One of the most important holidays during the Soviet Era was Revolution Day. It was a time to honor and remember those who instigated the October Revolution of 1917, fought and died as a result of oppression and rebellion. On the new calendar, the date of this celebration was November 7.
On October 24, 1917 (old calendar), Lenin ordered the Smolny Institute, where the Red Guard was based, to begin the October Revolution. Battleship Aurora, came up the Neva River, firing blanks at the Hermitage, in Petrograd (St. Petersburg). Troops from the Red Army seized the Winter Palace and Bolsheviks began their control of the new Soviet state. The Bolshevik leader, Vladimir Ilyich Lenin, changed the term Bolshevik to Communist. After his death, in 1924, Petrograd was renamed Leningrad.

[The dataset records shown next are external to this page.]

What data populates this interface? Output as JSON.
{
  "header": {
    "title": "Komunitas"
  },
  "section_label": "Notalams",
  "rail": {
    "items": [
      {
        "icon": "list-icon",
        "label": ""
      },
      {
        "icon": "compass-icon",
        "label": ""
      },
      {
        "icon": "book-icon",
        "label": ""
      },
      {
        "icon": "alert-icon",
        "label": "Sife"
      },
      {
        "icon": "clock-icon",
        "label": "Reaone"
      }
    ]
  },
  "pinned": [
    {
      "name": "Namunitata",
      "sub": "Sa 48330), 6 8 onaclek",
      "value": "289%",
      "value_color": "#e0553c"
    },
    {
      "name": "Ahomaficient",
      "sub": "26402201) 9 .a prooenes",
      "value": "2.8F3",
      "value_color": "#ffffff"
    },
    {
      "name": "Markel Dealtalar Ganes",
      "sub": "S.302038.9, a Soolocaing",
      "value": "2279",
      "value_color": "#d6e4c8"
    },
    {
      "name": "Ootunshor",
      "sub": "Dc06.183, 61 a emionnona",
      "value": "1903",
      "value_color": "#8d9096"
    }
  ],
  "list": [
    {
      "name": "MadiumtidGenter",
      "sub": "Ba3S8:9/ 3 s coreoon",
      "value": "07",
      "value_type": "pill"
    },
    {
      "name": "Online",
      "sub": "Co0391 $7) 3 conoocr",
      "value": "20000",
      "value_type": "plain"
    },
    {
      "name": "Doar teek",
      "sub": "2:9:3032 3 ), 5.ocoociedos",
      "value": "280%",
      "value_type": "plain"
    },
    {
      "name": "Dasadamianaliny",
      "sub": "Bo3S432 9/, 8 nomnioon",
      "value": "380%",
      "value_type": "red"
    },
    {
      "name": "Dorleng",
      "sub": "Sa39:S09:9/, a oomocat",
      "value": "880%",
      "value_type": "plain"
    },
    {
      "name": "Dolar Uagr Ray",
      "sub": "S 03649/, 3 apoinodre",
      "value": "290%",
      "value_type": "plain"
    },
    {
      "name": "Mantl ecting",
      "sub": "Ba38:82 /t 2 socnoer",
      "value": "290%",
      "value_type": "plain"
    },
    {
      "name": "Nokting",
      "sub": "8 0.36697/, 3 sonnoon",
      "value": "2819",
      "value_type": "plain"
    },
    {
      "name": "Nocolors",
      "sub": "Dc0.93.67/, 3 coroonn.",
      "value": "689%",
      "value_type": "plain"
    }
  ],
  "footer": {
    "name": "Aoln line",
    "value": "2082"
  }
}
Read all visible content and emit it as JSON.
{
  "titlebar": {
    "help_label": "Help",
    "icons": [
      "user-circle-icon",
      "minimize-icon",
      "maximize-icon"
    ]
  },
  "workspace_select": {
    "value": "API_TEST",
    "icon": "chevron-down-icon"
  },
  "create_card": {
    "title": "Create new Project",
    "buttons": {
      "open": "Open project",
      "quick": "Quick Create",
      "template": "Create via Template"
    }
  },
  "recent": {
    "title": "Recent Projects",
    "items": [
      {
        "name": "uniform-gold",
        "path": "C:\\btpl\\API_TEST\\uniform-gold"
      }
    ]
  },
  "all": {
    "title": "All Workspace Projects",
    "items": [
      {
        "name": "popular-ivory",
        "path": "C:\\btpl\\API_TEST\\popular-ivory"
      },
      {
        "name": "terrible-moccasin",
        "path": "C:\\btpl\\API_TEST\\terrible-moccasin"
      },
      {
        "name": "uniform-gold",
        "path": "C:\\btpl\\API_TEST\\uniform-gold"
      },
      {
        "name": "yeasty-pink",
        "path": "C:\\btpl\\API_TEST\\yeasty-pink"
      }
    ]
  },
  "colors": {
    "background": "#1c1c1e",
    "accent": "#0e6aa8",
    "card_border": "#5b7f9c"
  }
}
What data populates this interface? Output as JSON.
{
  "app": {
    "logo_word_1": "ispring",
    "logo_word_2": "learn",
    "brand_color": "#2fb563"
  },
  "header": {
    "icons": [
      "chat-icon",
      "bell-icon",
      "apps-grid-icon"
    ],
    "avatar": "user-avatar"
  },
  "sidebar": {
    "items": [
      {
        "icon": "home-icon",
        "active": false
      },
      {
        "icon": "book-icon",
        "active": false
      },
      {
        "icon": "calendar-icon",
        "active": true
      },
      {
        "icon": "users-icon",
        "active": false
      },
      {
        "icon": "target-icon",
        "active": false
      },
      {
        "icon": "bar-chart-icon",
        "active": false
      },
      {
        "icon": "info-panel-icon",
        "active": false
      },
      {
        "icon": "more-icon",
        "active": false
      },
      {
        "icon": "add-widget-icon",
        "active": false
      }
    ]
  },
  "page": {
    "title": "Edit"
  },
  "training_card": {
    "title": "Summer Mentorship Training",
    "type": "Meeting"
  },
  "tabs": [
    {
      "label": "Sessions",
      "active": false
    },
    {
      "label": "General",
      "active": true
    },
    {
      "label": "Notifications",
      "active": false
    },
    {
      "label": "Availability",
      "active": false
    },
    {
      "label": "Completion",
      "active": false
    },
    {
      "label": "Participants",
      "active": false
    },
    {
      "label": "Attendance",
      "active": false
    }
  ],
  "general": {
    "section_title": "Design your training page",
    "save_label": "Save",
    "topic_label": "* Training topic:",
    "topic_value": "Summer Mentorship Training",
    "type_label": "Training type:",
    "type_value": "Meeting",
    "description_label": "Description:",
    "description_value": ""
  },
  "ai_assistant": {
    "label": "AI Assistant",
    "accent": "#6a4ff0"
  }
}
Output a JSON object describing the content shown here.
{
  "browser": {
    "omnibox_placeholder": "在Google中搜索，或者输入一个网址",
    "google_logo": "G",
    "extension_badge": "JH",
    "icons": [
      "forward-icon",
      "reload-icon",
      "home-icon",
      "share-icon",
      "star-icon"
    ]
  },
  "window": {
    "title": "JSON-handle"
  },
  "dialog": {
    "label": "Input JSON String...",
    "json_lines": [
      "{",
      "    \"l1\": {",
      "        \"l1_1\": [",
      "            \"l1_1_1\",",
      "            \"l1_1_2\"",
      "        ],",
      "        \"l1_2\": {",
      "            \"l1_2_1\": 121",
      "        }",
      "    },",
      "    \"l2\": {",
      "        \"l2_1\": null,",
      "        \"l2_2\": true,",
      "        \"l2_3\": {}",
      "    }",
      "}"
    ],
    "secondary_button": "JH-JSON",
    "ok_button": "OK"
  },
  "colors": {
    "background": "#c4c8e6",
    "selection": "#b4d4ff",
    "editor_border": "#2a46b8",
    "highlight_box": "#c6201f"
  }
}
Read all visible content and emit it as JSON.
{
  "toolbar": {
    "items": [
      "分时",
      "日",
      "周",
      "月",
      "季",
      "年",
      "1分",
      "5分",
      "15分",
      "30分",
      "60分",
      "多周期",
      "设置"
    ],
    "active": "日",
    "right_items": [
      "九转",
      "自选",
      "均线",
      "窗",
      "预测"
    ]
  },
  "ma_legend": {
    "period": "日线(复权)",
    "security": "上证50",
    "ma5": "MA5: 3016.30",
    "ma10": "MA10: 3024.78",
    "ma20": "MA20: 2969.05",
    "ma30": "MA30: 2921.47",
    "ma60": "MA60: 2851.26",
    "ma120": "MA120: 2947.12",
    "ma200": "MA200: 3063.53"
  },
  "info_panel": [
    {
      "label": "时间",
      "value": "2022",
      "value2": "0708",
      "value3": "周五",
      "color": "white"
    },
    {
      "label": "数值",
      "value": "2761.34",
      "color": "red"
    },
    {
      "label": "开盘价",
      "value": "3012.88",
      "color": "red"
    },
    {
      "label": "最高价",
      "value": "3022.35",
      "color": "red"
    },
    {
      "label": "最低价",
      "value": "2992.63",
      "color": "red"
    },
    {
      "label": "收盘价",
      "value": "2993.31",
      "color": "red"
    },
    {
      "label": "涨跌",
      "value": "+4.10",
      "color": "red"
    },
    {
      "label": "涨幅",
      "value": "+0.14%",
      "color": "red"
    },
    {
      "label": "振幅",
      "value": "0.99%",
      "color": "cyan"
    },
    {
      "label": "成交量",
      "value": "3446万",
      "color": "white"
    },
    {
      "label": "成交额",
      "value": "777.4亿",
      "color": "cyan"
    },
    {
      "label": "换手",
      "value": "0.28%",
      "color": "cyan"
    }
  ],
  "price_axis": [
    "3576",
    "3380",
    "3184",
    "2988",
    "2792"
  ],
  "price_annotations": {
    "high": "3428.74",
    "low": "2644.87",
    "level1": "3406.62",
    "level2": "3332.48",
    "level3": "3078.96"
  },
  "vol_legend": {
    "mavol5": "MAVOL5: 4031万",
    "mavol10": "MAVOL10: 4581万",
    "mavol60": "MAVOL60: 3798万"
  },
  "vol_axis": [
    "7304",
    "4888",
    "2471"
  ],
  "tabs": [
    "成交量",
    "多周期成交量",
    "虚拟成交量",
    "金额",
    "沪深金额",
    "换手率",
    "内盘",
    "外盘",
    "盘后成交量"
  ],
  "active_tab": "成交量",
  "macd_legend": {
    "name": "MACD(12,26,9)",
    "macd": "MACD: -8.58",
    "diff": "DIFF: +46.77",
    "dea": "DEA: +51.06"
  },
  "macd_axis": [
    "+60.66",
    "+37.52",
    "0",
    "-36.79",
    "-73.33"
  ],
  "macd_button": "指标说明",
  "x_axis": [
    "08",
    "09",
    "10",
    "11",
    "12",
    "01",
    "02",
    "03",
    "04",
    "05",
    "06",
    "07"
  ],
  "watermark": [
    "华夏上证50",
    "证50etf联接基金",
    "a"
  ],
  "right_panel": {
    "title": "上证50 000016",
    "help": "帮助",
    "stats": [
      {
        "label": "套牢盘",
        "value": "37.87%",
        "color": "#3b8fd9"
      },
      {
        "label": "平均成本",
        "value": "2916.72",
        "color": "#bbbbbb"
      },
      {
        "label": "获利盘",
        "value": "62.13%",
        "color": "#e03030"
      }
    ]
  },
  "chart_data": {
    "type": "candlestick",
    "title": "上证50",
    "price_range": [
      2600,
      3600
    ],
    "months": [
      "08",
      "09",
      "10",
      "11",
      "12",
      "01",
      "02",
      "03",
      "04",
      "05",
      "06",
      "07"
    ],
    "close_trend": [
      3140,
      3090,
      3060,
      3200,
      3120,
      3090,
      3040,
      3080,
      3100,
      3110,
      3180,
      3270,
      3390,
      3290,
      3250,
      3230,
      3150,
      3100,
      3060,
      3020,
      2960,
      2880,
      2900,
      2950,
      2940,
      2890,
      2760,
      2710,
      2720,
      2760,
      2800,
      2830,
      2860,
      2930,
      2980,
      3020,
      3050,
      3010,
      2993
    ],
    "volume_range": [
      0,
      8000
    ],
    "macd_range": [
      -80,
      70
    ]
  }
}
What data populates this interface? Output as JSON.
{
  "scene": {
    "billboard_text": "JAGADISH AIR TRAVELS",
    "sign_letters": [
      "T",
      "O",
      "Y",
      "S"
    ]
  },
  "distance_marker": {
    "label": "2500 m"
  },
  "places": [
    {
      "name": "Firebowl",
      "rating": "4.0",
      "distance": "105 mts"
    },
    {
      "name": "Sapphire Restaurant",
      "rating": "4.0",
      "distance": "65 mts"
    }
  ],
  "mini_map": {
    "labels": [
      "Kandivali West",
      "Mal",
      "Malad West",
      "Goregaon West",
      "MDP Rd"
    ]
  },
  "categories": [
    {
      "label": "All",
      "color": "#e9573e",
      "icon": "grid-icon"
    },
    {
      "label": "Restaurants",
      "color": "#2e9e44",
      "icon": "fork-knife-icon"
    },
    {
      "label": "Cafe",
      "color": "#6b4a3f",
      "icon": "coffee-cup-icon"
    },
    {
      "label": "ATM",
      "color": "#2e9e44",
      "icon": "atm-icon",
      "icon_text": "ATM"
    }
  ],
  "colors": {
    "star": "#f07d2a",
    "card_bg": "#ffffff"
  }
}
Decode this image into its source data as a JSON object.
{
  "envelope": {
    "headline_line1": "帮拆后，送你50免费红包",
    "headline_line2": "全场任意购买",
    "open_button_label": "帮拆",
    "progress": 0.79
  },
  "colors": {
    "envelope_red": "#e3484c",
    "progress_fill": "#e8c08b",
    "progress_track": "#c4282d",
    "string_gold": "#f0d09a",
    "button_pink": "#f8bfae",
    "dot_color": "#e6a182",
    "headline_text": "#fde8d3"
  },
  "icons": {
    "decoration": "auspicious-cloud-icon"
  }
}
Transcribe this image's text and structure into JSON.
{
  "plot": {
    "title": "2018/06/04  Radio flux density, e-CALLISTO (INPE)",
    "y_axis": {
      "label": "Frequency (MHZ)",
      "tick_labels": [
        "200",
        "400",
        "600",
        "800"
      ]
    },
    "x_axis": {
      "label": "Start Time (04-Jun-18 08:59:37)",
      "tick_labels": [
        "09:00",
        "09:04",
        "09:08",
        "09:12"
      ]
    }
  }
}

In 1996, then President Boris Yeltsin signed a decree changing the focus of the November 7 holiday. In his opinion, Revolution Day was too negative as it focused on the countless victims of revolution. He, also, believed that the holiday split Russian society rather than unifying it. Wanting to promote the ideal that the Russian people have a common past and future, Yeltsin changed the name of the holiday to Day of Accord and Reconciliation.